Exercise —
Report each line of the records below that uses the word "except".

Data for processing —
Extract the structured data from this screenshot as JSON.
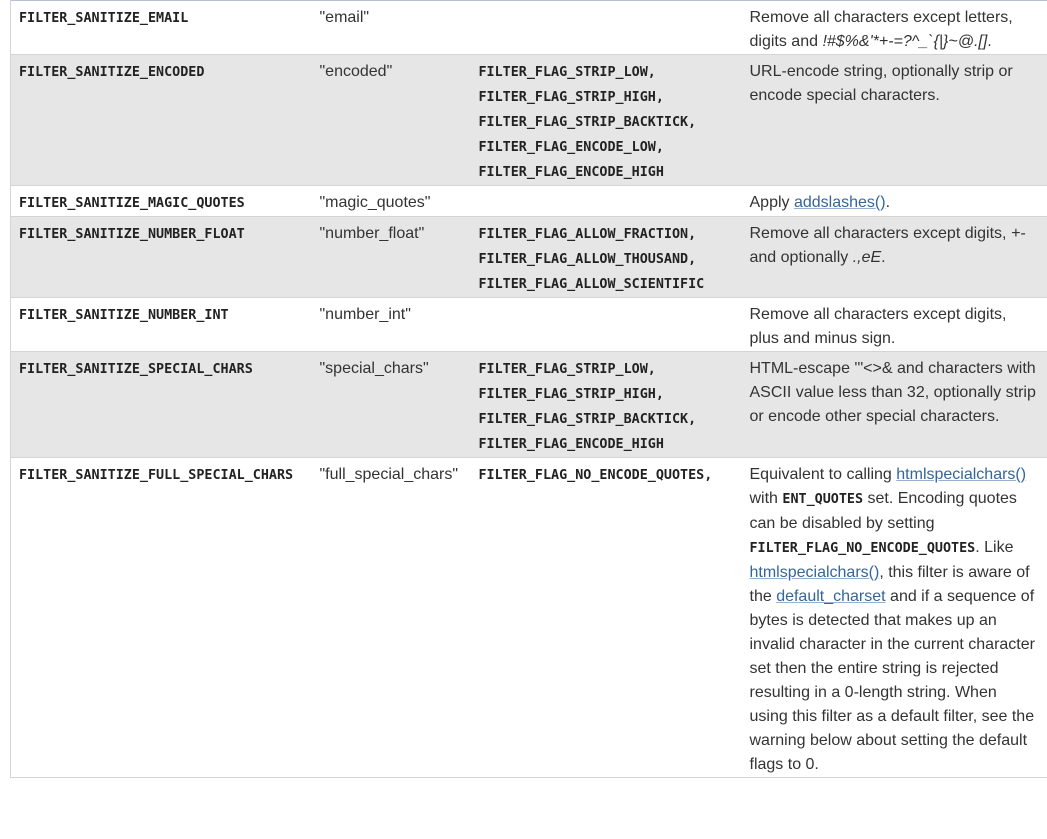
{
  "rows": [
    {
      "id": "FILTER_SANITIZE_EMAIL",
      "value": "\"email\"",
      "flags": [],
      "description": {
        "text": "Remove all characters except letters, digits and ",
        "chars": "!#$%&'*+-=?^_`{|}~@.[]",
        "end": "."
      }
    },
    {
      "id": "FILTER_SANITIZE_ENCODED",
      "value": "\"encoded\"",
      "flags": [
        "FILTER_FLAG_STRIP_LOW,",
        "FILTER_FLAG_STRIP_HIGH,",
        "FILTER_FLAG_STRIP_BACKTICK,",
        "FILTER_FLAG_ENCODE_LOW,",
        "FILTER_FLAG_ENCODE_HIGH"
      ],
      "description": "URL-encode string, optionally strip or encode special characters."
    },
    {
      "id": "FILTER_SANITIZE_MAGIC_QUOTES",
      "value": "\"magic_quotes\"",
      "flags": [],
      "description": {
        "before": "Apply ",
        "link": "addslashes()",
        "after": "."
      }
    },
    {
      "id": "FILTER_SANITIZE_NUMBER_FLOAT",
      "value": "\"number_float\"",
      "flags": [
        "FILTER_FLAG_ALLOW_FRACTION,",
        "FILTER_FLAG_ALLOW_THOUSAND,",
        "FILTER_FLAG_ALLOW_SCIENTIFIC"
      ],
      "description": {
        "text": "Remove all characters except digits, ",
        "chars1": "+-",
        "middle": " and optionally ",
        "chars2": ".,eE",
        "end": "."
      }
    },
    {
      "id": "FILTER_SANITIZE_NUMBER_INT",
      "value": "\"number_int\"",
      "flags": [],
      "description": "Remove all characters except digits, plus and minus sign."
    },
    {
      "id": "FILTER_SANITIZE_SPECIAL_CHARS",
      "value": "\"special_chars\"",
      "flags": [
        "FILTER_FLAG_STRIP_LOW,",
        "FILTER_FLAG_STRIP_HIGH,",
        "FILTER_FLAG_STRIP_BACKTICK,",
        "FILTER_FLAG_ENCODE_HIGH"
      ],
      "description": "HTML-escape '\"<>& and characters with ASCII value less than 32, optionally strip or encode other special characters."
    },
    {
      "id": "FILTER_SANITIZE_FULL_SPECIAL_CHARS",
      "value": "\"full_special_chars\"",
      "flags": [
        "FILTER_FLAG_NO_ENCODE_QUOTES,"
      ],
      "description": {
        "p1": "Equivalent to calling ",
        "link1": "htmlspecialchars()",
        "p2": " with ",
        "const1": "ENT_QUOTES",
        "p3": " set. Encoding quotes can be disabled by setting ",
        "const2": "FILTER_FLAG_NO_ENCODE_QUOTES",
        "p4": ". Like ",
        "link2": "htmlspecialchars()",
        "p5": ", this filter is aware of the ",
        "link3": "default_charset",
        "p6": " and if a sequence of bytes is detected that makes up an invalid character in the current character set then the entire string is rejected resulting in a 0-length string. When using this filter as a default filter, see the warning below about setting the default flags to 0."
      }
    }
  ]
}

The answer —
        "text": "Remove all characters except letters, digits and ",
        "text": "Remove all characters except digits, ",
      "description": "Remove all characters except digits, plus and minus sign."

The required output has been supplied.